By the mid 1800s as settlements and sawmills developed, do did a series of colonization roads in central Ontario. Land grants attracted many new settlers and immigrants to the area. They worked the land and the pine forests, and still today constant reminders of these early pioneers exist in the stone and rail fences, weathered farmhouses and century old tombstones.
In the late 1800s, lumberman J.R. Booth instigated the building of two railroads to help link communities through the Valley. The Arnprior and Parry Sound Railway stretched from Ottawa, through Algonquin Park, to Georgrian Bay. The Kingston and Pembroke Railway served to transport natural resources from the dense forests to Lake Ontario.

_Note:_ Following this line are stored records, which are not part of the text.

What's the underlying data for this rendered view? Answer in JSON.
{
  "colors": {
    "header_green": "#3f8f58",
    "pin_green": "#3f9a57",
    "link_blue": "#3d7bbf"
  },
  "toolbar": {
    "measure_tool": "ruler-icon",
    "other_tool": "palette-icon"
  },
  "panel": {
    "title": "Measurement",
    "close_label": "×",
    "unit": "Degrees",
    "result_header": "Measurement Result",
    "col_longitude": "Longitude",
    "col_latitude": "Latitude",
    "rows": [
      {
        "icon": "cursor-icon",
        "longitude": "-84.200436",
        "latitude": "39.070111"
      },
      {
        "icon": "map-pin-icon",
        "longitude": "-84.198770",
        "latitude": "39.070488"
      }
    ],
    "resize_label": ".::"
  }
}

Visitors to the Ottawa Valley today will sense the spirit of the first settlers as they travel a route that displays great hardwood forests, wooden water towers, restored train stations and round houses, turn-of-the-century lumbermen’s hotels, and log barns still filled each summer with grain from the farm. The beautiful and varied landscape in the Valley stimulates recreational activities that vary and adapt with the changes in season – it is a nature lover’s paradise. Tourists will also notice a unique accent among many Ottawa Valley natives – a result of immigrants from many countries (France, Scotland, Ireland, Poland, Germany) settling in the Valley together. The combination of these settlers was also the driving force behind the music of the Ottawa Valley. Many of the immigrants to the Valley brought with them a passion for fiddle music. While the men worked in logging camps on the Ottawa River all winter long, they found that the fiddle, available and portable, was the perfect means of entertainment and relaxation after a hard day’s work. Those without an instrument would use their feet to accompany the music, and the unique form of dance, now known as Ottawa Valley stepdancing, developed. Music and stepdancing was not only predominant in the lives of these settlers, it was at the heart of their cultural and social lives, and so it is today.

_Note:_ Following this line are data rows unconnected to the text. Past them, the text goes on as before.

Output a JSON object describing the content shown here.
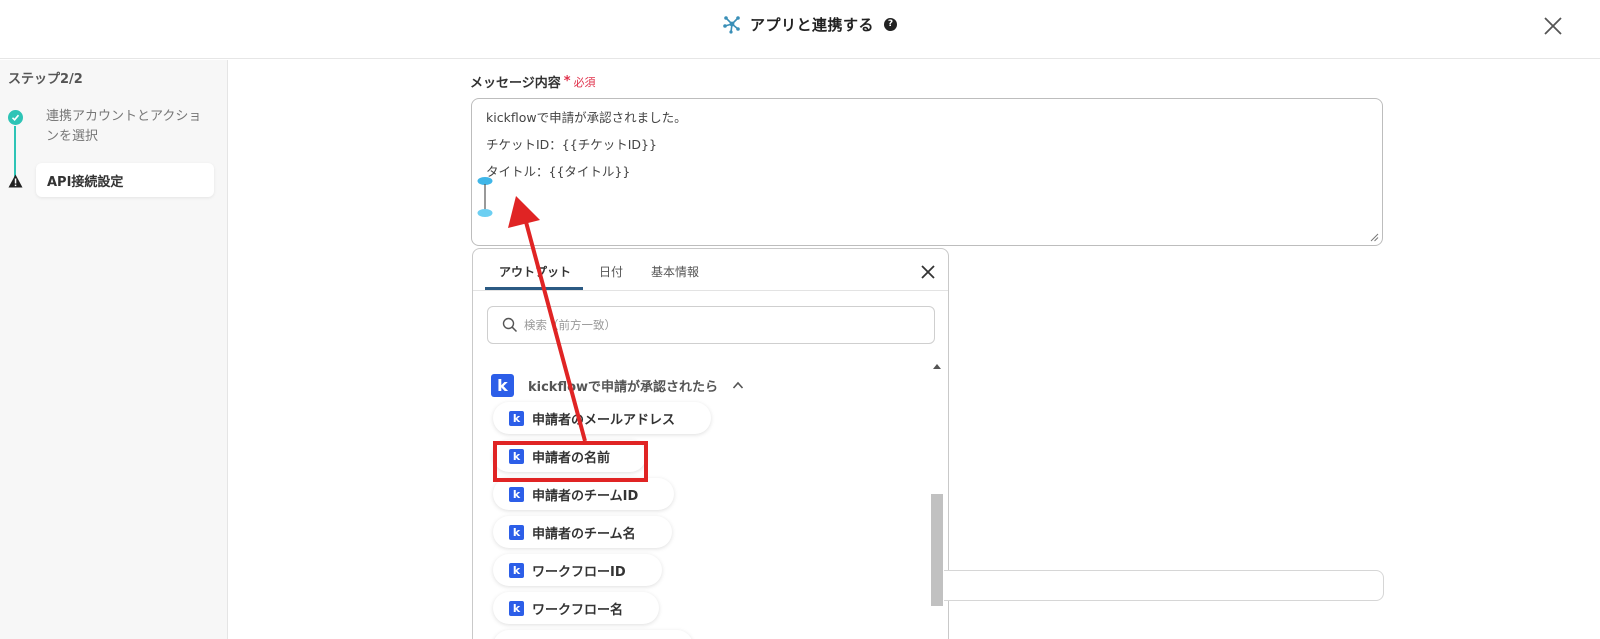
{
  "header": {
    "title": "アプリと連携する",
    "help_glyph": "?"
  },
  "sidebar": {
    "step_label": "ステップ2/2",
    "steps": [
      {
        "label": "連携アカウントとアクションを選択",
        "state": "done"
      },
      {
        "label": "API接続設定",
        "state": "current-warning"
      }
    ]
  },
  "main": {
    "field_label": "メッセージ内容",
    "required_star": "*",
    "required_text": "必須",
    "message_lines": [
      "kickflowで申請が承認されました。",
      "チケットID：{{チケットID}}",
      "タイトル：{{タイトル}}"
    ]
  },
  "popup": {
    "tabs": [
      {
        "label": "アウトプット",
        "active": true
      },
      {
        "label": "日付",
        "active": false
      },
      {
        "label": "基本情報",
        "active": false
      }
    ],
    "search_placeholder": "検索（前方一致）",
    "group": {
      "logo_letter": "k",
      "title": "kickflowで申請が承認されたら",
      "items": [
        "申請者のメールアドレス",
        "申請者の名前",
        "申請者のチームID",
        "申請者のチーム名",
        "ワークフローID",
        "ワークフロー名"
      ]
    }
  },
  "colors": {
    "accent_teal": "#2ec4b6",
    "kickflow_blue": "#2c5ee8",
    "annotation_red": "#e02424",
    "required_red": "#e0314b",
    "tab_underline": "#2b5a83"
  }
}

April feels strongly about her Ottawa Valley heritage. In each of her performances and on each of her recordings, she pays tribute to her roots by including a set of tunes or songs that reflect the Ottawa Valley. Her favourite Ottawa Valley songwriter is the late Mac Beattie (http://backtothesugarcamp.com/macbeattie.html), a native of the Valley whose songs embrace the very essence of life there. He wrote the song below, which April recorded a version of on Take Me Back (2006).
This Ottawa Valley of Mine
by Mac Beattie
Come gather around me and pay good attention
A story I’ll tell you in rhyme
Of a beautiful land that I’m honoured to mention
This Ottawa valley of mine
From the Lake of Two Mountains to Mattawa town
Smith falls to the Gatineau line
It’s a land of great size and a sports paradise
This Ottawa Valley of mine
Now the people who live here they don’t quarrel or quibble
They work hard but like a good time
It’s the land of stepdancing
The good old-time fiddle
This Ottawa Valley of mine
From the hills of deep river
To Buckingham’s Mills
From Shawville to Perth on the Tay
For music and mirth
There’s no place here on earth
Like the Ottawa Valley they say
We have Mayor Charlotte Whitten
Our capital city
And the parliament buildings so fine
And perhaps I might mention
The famed Blue Laurentians
This Ottawa Valley of mine
So visit us here
Any time of the year
And I’m sure you will have a good time
And perhaps you’ll decide
That you’d like to abide
In this Ottawa valley of mine
For more information about the Ottawa Valley visit ottawavalley.org.